“And the fun part of the Texas thing is that you can play off Tex-Mex, too, so we can have tacos and chips and queso,” he said.
As a tribute to central Texas culture, side dishes include German potato salad and Czech-inspired kohlrabi slaw.
“Our turkey has been a surprise hit, and so has our sausage,” Sheffer said. “Brisket has been even more popular than we thought. We also have barbecued bologna.”
Dessert offerings are Texas-themed, too.
“Pecan pie is a Texas and Southern favorite,” Sheffer said. “We also have Texas sheet cake, which is heavy on the chocolate.”
Each Icehouse cocktail is named after an old Texas country song. “Red-headed Stranger” is a ruby red grapefruit margarita. “Make the World Go Away” is a Manhattan with Old Forester, sweet vermouth and orange bitters. “Wasted Days and Wasted Nights” combines Tito’s vodka and sweet tea.
Also on the drinks menu are beer and wine.
Brunch, served only on Saturdays, has Austin, Texas-style breakfast tacos, eggs and brisket, mimosas and bloody Marys.
Carry-out and catering are available.
Sheffer said the restaurant’s name comes from, as one might guess, Texas.
“In the 1800s, icehouses in Texas were places where you bought cut ice,” he said. “Later, they sold butter and eggs.
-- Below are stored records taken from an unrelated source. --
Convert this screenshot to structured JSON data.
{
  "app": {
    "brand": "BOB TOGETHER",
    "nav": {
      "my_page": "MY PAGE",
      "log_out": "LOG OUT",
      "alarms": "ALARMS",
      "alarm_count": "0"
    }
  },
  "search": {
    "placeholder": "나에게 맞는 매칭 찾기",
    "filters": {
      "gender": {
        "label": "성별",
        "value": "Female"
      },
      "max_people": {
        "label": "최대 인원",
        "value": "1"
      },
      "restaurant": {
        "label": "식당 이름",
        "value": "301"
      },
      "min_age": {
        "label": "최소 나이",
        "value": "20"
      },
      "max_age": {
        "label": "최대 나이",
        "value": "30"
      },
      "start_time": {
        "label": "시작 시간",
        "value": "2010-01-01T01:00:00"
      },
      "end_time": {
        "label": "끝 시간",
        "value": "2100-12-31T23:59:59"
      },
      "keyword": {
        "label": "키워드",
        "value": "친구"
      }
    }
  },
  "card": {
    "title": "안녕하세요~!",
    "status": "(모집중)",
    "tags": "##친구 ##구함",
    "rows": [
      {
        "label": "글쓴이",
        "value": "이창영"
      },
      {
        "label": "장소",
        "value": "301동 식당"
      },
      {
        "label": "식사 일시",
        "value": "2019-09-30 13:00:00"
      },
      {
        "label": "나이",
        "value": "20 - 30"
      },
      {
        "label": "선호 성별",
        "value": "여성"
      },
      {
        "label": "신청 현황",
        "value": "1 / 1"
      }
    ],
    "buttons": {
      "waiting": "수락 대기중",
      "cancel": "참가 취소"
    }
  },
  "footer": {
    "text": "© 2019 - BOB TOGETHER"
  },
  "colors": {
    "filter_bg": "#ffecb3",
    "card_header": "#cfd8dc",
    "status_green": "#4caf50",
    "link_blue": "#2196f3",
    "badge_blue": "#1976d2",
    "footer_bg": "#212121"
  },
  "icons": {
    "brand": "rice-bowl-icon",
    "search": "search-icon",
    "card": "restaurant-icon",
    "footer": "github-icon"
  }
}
Now, they’re usually places to get good food.”
Sheffer owns the Green Apple Restaurant Group, which includes Avo and Dram in Mountain Brook, Jackson’s in Homewood and Nashville, and now Icehouse. He said the family company’s name comes from a drink that was wildly popular when he started the business.
“When we opened in 2000, we couldn’t make green apple martinis fast enough,” he said.
Homewood Soda Fountain Planned
Another eatery will be added to the group later this summer when Sheffer opens Soda Jerk in Homewood’s Edgewood neighborhood.
“It will be a riff on the old soda fountain but up-to-date,” he said. “We’ll have hamburgers, hot dogs, deep-fried grilled cheeses, a few tacos like poke and fried chicken, fries, onion rings and kale salad. We’ll also have a big ice cream program with ice cream, shakes and frozen custards with mix-ins.”
A full bar will offer frozen drinks plus wine and beer on tap.
“We’ll have a bocce court and a lot of outdoor seating and an outdoor bar,” Sheffer said. “Inside, we’ll have a counter, subway tile and reclaimed barn wood booths like the ones at Icehouse.”
Sheffer said Soda Jerk, like his other restaurants, will focus on freshness and quality.
“We like the small spaces,” he said. “We like to do a few things really well.”
Icehouse is at 2708 Culver Road in Mountain Brook. It’s open Mondays to Fridays from 11 a.m.-9 p.m., Saturdays from 9 a.m.-9 p.m., and Sundays from noon-4 p.m. For more information, call 438-6950 or visit the restaurant’s Facebook page. Soda Jerk will be at 920 Oxmoor Road in Homewood. ❖